Warner Bros. Pictures

If you want to catch up on all the Oscar nominees and winners for 2020, just make sure you do it legally. Experts at cybersecurity firm Kaspersky found hundreds of websites promising free downloads of this year's most lauded films, but the downloads were actually malware. There were also more than 20 phishing sites that duped users into entering credit card numbers and other sensitive information. 

Joker was the film most commonly used to lure in victims: The researchers found 304 malicious files titled for the film. The World War I film 1917 had 215 malicious files, The Irishman had 179 files and Once Upon a Time... in Hollywood had 150. The Korean film Parasite -- which won the best picture Oscar, as well as others, on Sunday night -- had no malicious files associated with it, Kaspersky reported. 

"Phishers appeal to the potential victims' interests," Dmitry Bestuzhev, head of the research center for Kaspersky Latin America, told CNET on Monday. "It can be fear, greediness or any other emotions which make people act in a way they would not usually act. It gets worse when a fake site looks pretty convincing due to its good design and professional appearance."

Bestuzhev said Kaspersky has found that the number of attempts to visit fraudulent pages has increased every year since 2016, and reached about half a billion attempts a year among its users. Bestuzhev said that online shopping is also a favorite of cybercriminals. The crooks, Bestuzhev said, create fake webpages that look like Amazon, eBay and other e-commerce sites. The sites drew thousands of clicks during the Black Friday season, according to Bestuzhev.

Kaspersky recommends examining download file extensions for legitimate sources, checking out the site's authenticity, finding out when the movie is going to be released in theaters or on streaming services, using reliable virus protection and not clicking on suspicious links. 
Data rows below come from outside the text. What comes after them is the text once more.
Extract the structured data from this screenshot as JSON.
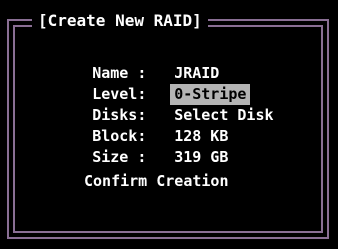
{
  "dialog": {
    "title": "[Create New RAID]",
    "fields": [
      {
        "label": "Name : ",
        "value": "JRAID"
      },
      {
        "label": "Level:",
        "value": "0-Stripe"
      },
      {
        "label": "Disks:",
        "value": "Select Disk"
      },
      {
        "label": "Block:",
        "value": "128 KB"
      },
      {
        "label": "Size : ",
        "value": "319 GB"
      }
    ],
    "confirm_label": "Confirm Creation"
  },
  "colors": {
    "background": "#000000",
    "text": "#ffffff",
    "frame": "#8a6f94",
    "selection_background": "#b4b4b4",
    "selection_text": "#000000"
  }
}
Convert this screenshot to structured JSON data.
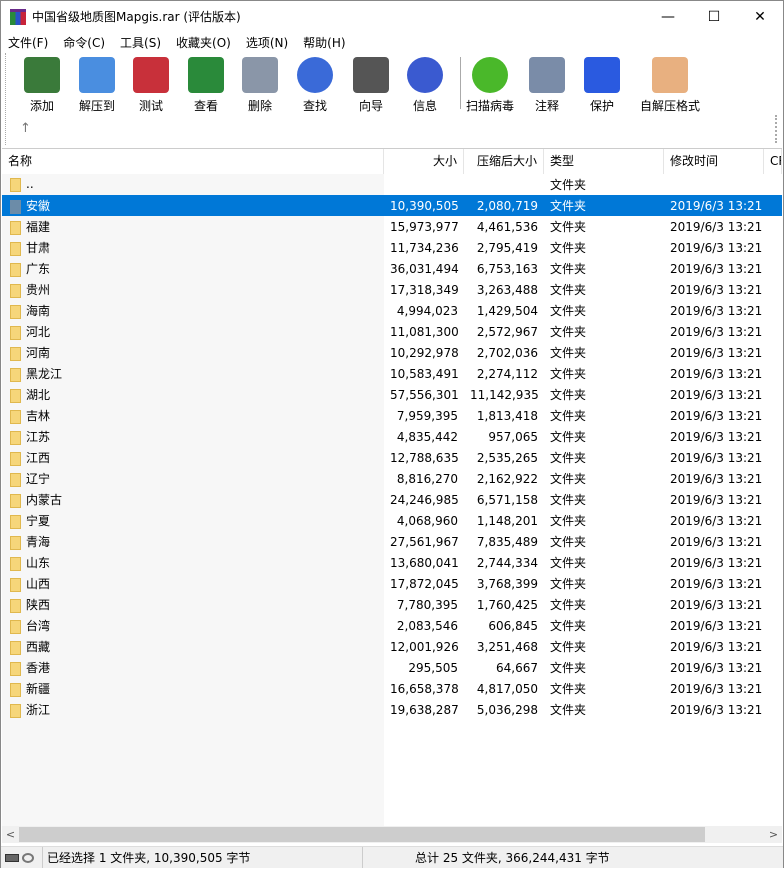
{
  "window": {
    "title": "中国省级地质图Mapgis.rar (评估版本)",
    "min": "—",
    "max": "☐",
    "close": "✕"
  },
  "menu": [
    "文件(F)",
    "命令(C)",
    "工具(S)",
    "收藏夹(O)",
    "选项(N)",
    "帮助(H)"
  ],
  "toolbar": [
    {
      "label": "添加",
      "icon": "add-archive-icon",
      "color": "#3a7a3a"
    },
    {
      "label": "解压到",
      "icon": "extract-folder-icon",
      "color": "#4a8ee0"
    },
    {
      "label": "测试",
      "icon": "test-clipboard-icon",
      "color": "#c8303a"
    },
    {
      "label": "查看",
      "icon": "view-book-icon",
      "color": "#2a8a3a"
    },
    {
      "label": "删除",
      "icon": "trash-icon",
      "color": "#8a96a8"
    },
    {
      "label": "查找",
      "icon": "magnifier-icon",
      "color": "#3a6ad8"
    },
    {
      "label": "向导",
      "icon": "wizard-wand-icon",
      "color": "#555555"
    },
    {
      "label": "信息",
      "icon": "info-icon",
      "color": "#3a5ad0"
    },
    {
      "label": "扫描病毒",
      "icon": "virus-scan-icon",
      "color": "#4ab82a"
    },
    {
      "label": "注释",
      "icon": "comment-icon",
      "color": "#7a8ca8"
    },
    {
      "label": "保护",
      "icon": "shield-icon",
      "color": "#2a5ae0"
    },
    {
      "label": "自解压格式",
      "icon": "sfx-box-icon",
      "color": "#e8b080"
    }
  ],
  "up": "↑",
  "columns": {
    "name": "名称",
    "size": "大小",
    "packed": "压缩后大小",
    "type": "类型",
    "modified": "修改时间",
    "crc": "CR"
  },
  "parent_row": {
    "name": "..",
    "type": "文件夹"
  },
  "rows": [
    {
      "name": "安徽",
      "size": "10,390,505",
      "packed": "2,080,719",
      "type": "文件夹",
      "modified": "2019/6/3 13:21"
    },
    {
      "name": "福建",
      "size": "15,973,977",
      "packed": "4,461,536",
      "type": "文件夹",
      "modified": "2019/6/3 13:21"
    },
    {
      "name": "甘肃",
      "size": "11,734,236",
      "packed": "2,795,419",
      "type": "文件夹",
      "modified": "2019/6/3 13:21"
    },
    {
      "name": "广东",
      "size": "36,031,494",
      "packed": "6,753,163",
      "type": "文件夹",
      "modified": "2019/6/3 13:21"
    },
    {
      "name": "贵州",
      "size": "17,318,349",
      "packed": "3,263,488",
      "type": "文件夹",
      "modified": "2019/6/3 13:21"
    },
    {
      "name": "海南",
      "size": "4,994,023",
      "packed": "1,429,504",
      "type": "文件夹",
      "modified": "2019/6/3 13:21"
    },
    {
      "name": "河北",
      "size": "11,081,300",
      "packed": "2,572,967",
      "type": "文件夹",
      "modified": "2019/6/3 13:21"
    },
    {
      "name": "河南",
      "size": "10,292,978",
      "packed": "2,702,036",
      "type": "文件夹",
      "modified": "2019/6/3 13:21"
    },
    {
      "name": "黑龙江",
      "size": "10,583,491",
      "packed": "2,274,112",
      "type": "文件夹",
      "modified": "2019/6/3 13:21"
    },
    {
      "name": "湖北",
      "size": "57,556,301",
      "packed": "11,142,935",
      "type": "文件夹",
      "modified": "2019/6/3 13:21"
    },
    {
      "name": "吉林",
      "size": "7,959,395",
      "packed": "1,813,418",
      "type": "文件夹",
      "modified": "2019/6/3 13:21"
    },
    {
      "name": "江苏",
      "size": "4,835,442",
      "packed": "957,065",
      "type": "文件夹",
      "modified": "2019/6/3 13:21"
    },
    {
      "name": "江西",
      "size": "12,788,635",
      "packed": "2,535,265",
      "type": "文件夹",
      "modified": "2019/6/3 13:21"
    },
    {
      "name": "辽宁",
      "size": "8,816,270",
      "packed": "2,162,922",
      "type": "文件夹",
      "modified": "2019/6/3 13:21"
    },
    {
      "name": "内蒙古",
      "size": "24,246,985",
      "packed": "6,571,158",
      "type": "文件夹",
      "modified": "2019/6/3 13:21"
    },
    {
      "name": "宁夏",
      "size": "4,068,960",
      "packed": "1,148,201",
      "type": "文件夹",
      "modified": "2019/6/3 13:21"
    },
    {
      "name": "青海",
      "size": "27,561,967",
      "packed": "7,835,489",
      "type": "文件夹",
      "modified": "2019/6/3 13:21"
    },
    {
      "name": "山东",
      "size": "13,680,041",
      "packed": "2,744,334",
      "type": "文件夹",
      "modified": "2019/6/3 13:21"
    },
    {
      "name": "山西",
      "size": "17,872,045",
      "packed": "3,768,399",
      "type": "文件夹",
      "modified": "2019/6/3 13:21"
    },
    {
      "name": "陕西",
      "size": "7,780,395",
      "packed": "1,760,425",
      "type": "文件夹",
      "modified": "2019/6/3 13:21"
    },
    {
      "name": "台湾",
      "size": "2,083,546",
      "packed": "606,845",
      "type": "文件夹",
      "modified": "2019/6/3 13:21"
    },
    {
      "name": "西藏",
      "size": "12,001,926",
      "packed": "3,251,468",
      "type": "文件夹",
      "modified": "2019/6/3 13:21"
    },
    {
      "name": "香港",
      "size": "295,505",
      "packed": "64,667",
      "type": "文件夹",
      "modified": "2019/6/3 13:21"
    },
    {
      "name": "新疆",
      "size": "16,658,378",
      "packed": "4,817,050",
      "type": "文件夹",
      "modified": "2019/6/3 13:21"
    },
    {
      "name": "浙江",
      "size": "19,638,287",
      "packed": "5,036,298",
      "type": "文件夹",
      "modified": "2019/6/3 13:21"
    }
  ],
  "selected_index": 0,
  "status": {
    "selected": "已经选择 1 文件夹, 10,390,505 字节",
    "total": "总计 25 文件夹, 366,244,431 字节"
  }
}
Originally published Feb. 7.
Update, Feb. 10: Adds comment from Kaspersky.